Repeat the entries beneath in their entirety, precisely as given.

____________

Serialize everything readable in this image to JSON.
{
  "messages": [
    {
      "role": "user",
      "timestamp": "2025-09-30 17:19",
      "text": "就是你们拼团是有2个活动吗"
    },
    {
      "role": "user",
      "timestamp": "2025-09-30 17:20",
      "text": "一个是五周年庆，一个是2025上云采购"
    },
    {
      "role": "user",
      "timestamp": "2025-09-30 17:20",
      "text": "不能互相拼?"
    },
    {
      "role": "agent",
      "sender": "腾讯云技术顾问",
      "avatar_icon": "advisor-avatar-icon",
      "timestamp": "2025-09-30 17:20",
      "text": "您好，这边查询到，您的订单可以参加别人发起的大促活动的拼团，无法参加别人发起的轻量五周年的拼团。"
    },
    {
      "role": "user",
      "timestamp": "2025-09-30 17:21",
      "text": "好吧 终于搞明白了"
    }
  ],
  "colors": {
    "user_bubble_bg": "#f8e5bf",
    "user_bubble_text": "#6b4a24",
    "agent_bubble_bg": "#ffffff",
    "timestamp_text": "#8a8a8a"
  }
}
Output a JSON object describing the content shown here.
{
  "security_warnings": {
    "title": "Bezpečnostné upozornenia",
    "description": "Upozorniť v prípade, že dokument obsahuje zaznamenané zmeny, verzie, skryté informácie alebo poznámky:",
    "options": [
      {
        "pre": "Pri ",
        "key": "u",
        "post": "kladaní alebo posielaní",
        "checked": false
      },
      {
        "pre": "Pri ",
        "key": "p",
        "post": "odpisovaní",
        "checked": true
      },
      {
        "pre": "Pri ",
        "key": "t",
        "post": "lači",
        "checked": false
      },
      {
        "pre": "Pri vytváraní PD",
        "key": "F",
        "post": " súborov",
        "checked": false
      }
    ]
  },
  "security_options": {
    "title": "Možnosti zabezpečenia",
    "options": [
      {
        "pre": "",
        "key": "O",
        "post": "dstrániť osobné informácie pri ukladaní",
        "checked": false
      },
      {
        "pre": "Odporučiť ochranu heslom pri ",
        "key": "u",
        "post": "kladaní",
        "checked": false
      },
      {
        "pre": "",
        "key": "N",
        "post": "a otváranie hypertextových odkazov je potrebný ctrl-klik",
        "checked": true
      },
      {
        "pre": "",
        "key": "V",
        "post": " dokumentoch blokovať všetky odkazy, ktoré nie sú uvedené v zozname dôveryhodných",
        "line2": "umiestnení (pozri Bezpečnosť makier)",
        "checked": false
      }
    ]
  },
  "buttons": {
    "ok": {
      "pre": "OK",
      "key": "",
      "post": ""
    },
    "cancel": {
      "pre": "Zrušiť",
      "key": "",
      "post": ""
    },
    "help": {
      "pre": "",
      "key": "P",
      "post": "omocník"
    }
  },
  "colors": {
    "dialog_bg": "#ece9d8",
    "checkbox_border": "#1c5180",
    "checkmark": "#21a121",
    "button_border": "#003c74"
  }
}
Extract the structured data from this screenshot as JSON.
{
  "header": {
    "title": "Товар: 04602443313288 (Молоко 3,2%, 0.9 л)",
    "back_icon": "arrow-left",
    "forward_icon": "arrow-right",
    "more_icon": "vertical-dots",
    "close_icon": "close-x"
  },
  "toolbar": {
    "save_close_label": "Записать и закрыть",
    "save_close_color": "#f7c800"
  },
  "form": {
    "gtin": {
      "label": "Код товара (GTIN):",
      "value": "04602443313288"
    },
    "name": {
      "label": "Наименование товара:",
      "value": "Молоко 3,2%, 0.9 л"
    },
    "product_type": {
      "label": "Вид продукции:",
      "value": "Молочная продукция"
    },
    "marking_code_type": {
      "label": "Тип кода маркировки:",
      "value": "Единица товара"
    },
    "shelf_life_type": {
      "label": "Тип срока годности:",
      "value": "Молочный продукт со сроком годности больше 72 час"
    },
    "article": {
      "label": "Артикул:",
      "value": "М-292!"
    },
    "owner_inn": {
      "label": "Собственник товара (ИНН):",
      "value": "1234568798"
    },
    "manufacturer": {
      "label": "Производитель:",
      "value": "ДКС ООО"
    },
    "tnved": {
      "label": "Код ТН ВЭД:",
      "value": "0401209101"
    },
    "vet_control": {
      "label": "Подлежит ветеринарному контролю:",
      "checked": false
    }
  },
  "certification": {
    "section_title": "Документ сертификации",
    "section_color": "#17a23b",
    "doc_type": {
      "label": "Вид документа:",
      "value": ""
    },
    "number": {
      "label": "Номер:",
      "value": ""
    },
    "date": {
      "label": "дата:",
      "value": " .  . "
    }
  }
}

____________

* Answer section *
Serialize everything readable in this image to JSON.
{
  "messages": [
    {
      "role": "user",
      "timestamp": "2025-09-30 17:19",
      "text": "就是你们拼团是有2个活动吗"
    },
    {
      "role": "user",
      "timestamp": "2025-09-30 17:20",
      "text": "一个是五周年庆，一个是2025上云采购"
    },
    {
      "role": "user",
      "timestamp": "2025-09-30 17:20",
      "text": "不能互相拼?"
    },
    {
      "role": "agent",
      "sender": "腾讯云技术顾问",
      "avatar_icon": "advisor-avatar-icon",
      "timestamp": "2025-09-30 17:20",
      "text": "您好，这边查询到，您的订单可以参加别人发起的大促活动的拼团，无法参加别人发起的轻量五周年的拼团。"
    },
    {
      "role": "user",
      "timestamp": "2025-09-30 17:21",
      "text": "好吧 终于搞明白了"
    }
  ],
  "colors": {
    "user_bubble_bg": "#f8e5bf",
    "user_bubble_text": "#6b4a24",
    "agent_bubble_bg": "#ffffff",
    "timestamp_text": "#8a8a8a"
  }
}
Output a JSON object describing the content shown here.
{
  "security_warnings": {
    "title": "Bezpečnostné upozornenia",
    "description": "Upozorniť v prípade, že dokument obsahuje zaznamenané zmeny, verzie, skryté informácie alebo poznámky:",
    "options": [
      {
        "pre": "Pri ",
        "key": "u",
        "post": "kladaní alebo posielaní",
        "checked": false
      },
      {
        "pre": "Pri ",
        "key": "p",
        "post": "odpisovaní",
        "checked": true
      },
      {
        "pre": "Pri ",
        "key": "t",
        "post": "lači",
        "checked": false
      },
      {
        "pre": "Pri vytváraní PD",
        "key": "F",
        "post": " súborov",
        "checked": false
      }
    ]
  },
  "security_options": {
    "title": "Možnosti zabezpečenia",
    "options": [
      {
        "pre": "",
        "key": "O",
        "post": "dstrániť osobné informácie pri ukladaní",
        "checked": false
      },
      {
        "pre": "Odporučiť ochranu heslom pri ",
        "key": "u",
        "post": "kladaní",
        "checked": false
      },
      {
        "pre": "",
        "key": "N",
        "post": "a otváranie hypertextových odkazov je potrebný ctrl-klik",
        "checked": true
      },
      {
        "pre": "",
        "key": "V",
        "post": " dokumentoch blokovať všetky odkazy, ktoré nie sú uvedené v zozname dôveryhodných",
        "line2": "umiestnení (pozri Bezpečnosť makier)",
        "checked": false
      }
    ]
  },
  "buttons": {
    "ok": {
      "pre": "OK",
      "key": "",
      "post": ""
    },
    "cancel": {
      "pre": "Zrušiť",
      "key": "",
      "post": ""
    },
    "help": {
      "pre": "",
      "key": "P",
      "post": "omocník"
    }
  },
  "colors": {
    "dialog_bg": "#ece9d8",
    "checkbox_border": "#1c5180",
    "checkmark": "#21a121",
    "button_border": "#003c74"
  }
}
Extract the structured data from this screenshot as JSON.
{
  "header": {
    "title": "Товар: 04602443313288 (Молоко 3,2%, 0.9 л)",
    "back_icon": "arrow-left",
    "forward_icon": "arrow-right",
    "more_icon": "vertical-dots",
    "close_icon": "close-x"
  },
  "toolbar": {
    "save_close_label": "Записать и закрыть",
    "save_close_color": "#f7c800"
  },
  "form": {
    "gtin": {
      "label": "Код товара (GTIN):",
      "value": "04602443313288"
    },
    "name": {
      "label": "Наименование товара:",
      "value": "Молоко 3,2%, 0.9 л"
    },
    "product_type": {
      "label": "Вид продукции:",
      "value": "Молочная продукция"
    },
    "marking_code_type": {
      "label": "Тип кода маркировки:",
      "value": "Единица товара"
    },
    "shelf_life_type": {
      "label": "Тип срока годности:",
      "value": "Молочный продукт со сроком годности больше 72 час"
    },
    "article": {
      "label": "Артикул:",
      "value": "М-292!"
    },
    "owner_inn": {
      "label": "Собственник товара (ИНН):",
      "value": "1234568798"
    },
    "manufacturer": {
      "label": "Производитель:",
      "value": "ДКС ООО"
    },
    "tnved": {
      "label": "Код ТН ВЭД:",
      "value": "0401209101"
    },
    "vet_control": {
      "label": "Подлежит ветеринарному контролю:",
      "checked": false
    }
  },
  "certification": {
    "section_title": "Документ сертификации",
    "section_color": "#17a23b",
    "doc_type": {
      "label": "Вид документа:",
      "value": ""
    },
    "number": {
      "label": "Номер:",
      "value": ""
    },
    "date": {
      "label": "дата:",
      "value": " .  . "
    }
  }
}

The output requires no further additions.